Matthew Campbell, May 7th

Have you ever wanted a simple way to store and retrieve your data objects?

Most programming languages have a facility to management lists of data that is indexed by keys. That is – you can store an object in a list and assign a key that could be used in the future to retrieve the data. This eliminates the need to manually move through long lists of objects to find what you are looking for.

In order to visualize this, imagine the typical Objective-C array that you create from the NSArray (or NSMutableArray) class. This array would look something like this:

To find something in this list you probably need to go through the entire list and do some kind of check for each object:

Is this object three? No.
Is this object three? No.
Is this object three. Yes!

That is fine, but it would be easier if you could simply use an indexed data source that would look something like this:

Then, all you need to do is say is this: get me the object at index 3.

As long as you know what index is needed then you only need one step to get your information. The benefit may not be as obvious in the simple example using strings, but as you start to store complex objects in these data structures you will find that using dictionaries will simplify your coding life.

Without further ado – here is how you do this in Objective-C. We are doing to use the NSMutableArray class to create a dictionary.

 

That is all there is too it – it is relatively painless to use a dictionary.
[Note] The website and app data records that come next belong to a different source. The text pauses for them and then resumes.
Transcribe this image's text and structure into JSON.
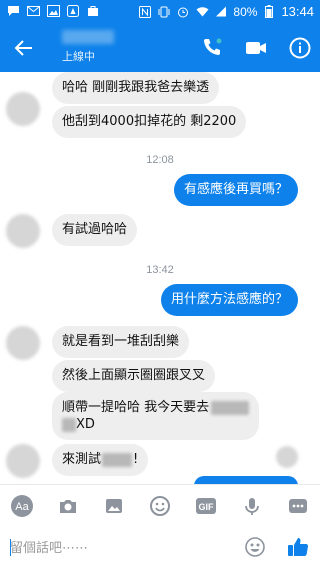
{
  "status_bar": {
    "battery": "80%",
    "time": "13:44"
  },
  "header": {
    "status": "上線中"
  },
  "messages": {
    "m1": "哈哈 剛剛我跟我爸去樂透",
    "m2": "他刮到4000扣掉花的 剩2200",
    "ts1": "12:08",
    "m3": "有感應後再買嗎？",
    "m4": "有試過哈哈",
    "ts2": "13:42",
    "m5": "用什麼方法感應的？",
    "m6": "就是看到一堆刮刮樂",
    "m7": "然後上面顯示圈圈跟叉叉",
    "m8a": "順帶一提哈哈 我今天要去",
    "m8b": "XD",
    "m9": "來測試",
    "m9b": "!"
  },
  "composer": {
    "placeholder": "留個話吧⋯⋯"
  },
  "colors": {
    "brand": "#0e82ea",
    "incoming": "#eeeeee",
    "like": "#0e82ea"
  },
  "icons": [
    "back-arrow-icon",
    "phone-icon",
    "video-camera-icon",
    "info-icon",
    "keyboard-aa-icon",
    "camera-icon",
    "gallery-icon",
    "emoji-icon",
    "gif-icon",
    "more-icon",
    "sticker-icon",
    "like-thumb-icon"
  ]
}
Check out the documentation on NSDictionary to see the other built-in goodies that come with using this class.

What situations do you think you would rather use a dictionary instead of a normal array?